‘I do not wish to sound ungrateful’ said Papa N’Diaye from the Senegalese village Ker Simbara, ‘But we got a goat last year, and the year before. This Christmas could we maybe have an X-box or even just the cash equivalent?’ Other villagers agreed, saying that they had obviously been delighted to receive a hundred Tricolore French textbooks for Key Stage 3, but pointed out that they were of course a former French colony and all spoke fluent French already.
Inspecting the first of this year’s Oxfam packages containing farming tools and seeds, Papa was disappointed that no gift receipt had been included that at least would have allowed him to send them back to the shop and get a credit note. ‘Sure overseas aid has come a long way since the 1980s’ said N’Diaye. ‘I remember how pilots used to fly overhead and just drop 50kg bags of cereal over our villages. That’s what caused the shortage of goats in the first place. But it’s hard to get excited about sapling apple trees. We’d have to wait another six or seven years before they start producing fruit. What sort of Christmas present is that. We want stuff we can play with now! You don’t fancy swapping these trowels and hoes for an iPod Touch do you?’

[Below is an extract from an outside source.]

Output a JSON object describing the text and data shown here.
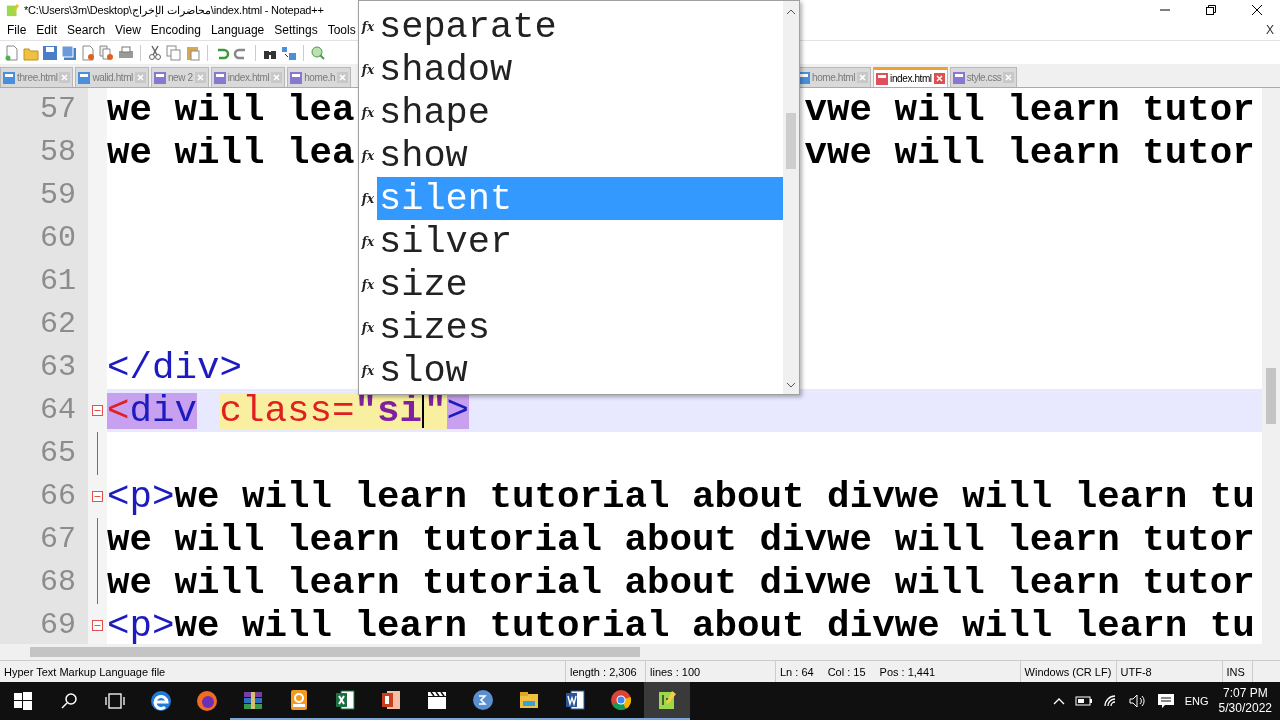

But Oxfam’s regional representative in the area was eager to explain the philosophy behind useful agricultural Christmas presents. ‘There’s a saying that we put on all our literature. Give a man a fish and you feed him for a day. But give a man a fishing rod…’
‘And he turns into a boring twat’ chipped in one of the villagers.
sheldonprice, mattvaughan, and antharrison with thanks to all other contributors on the submissions board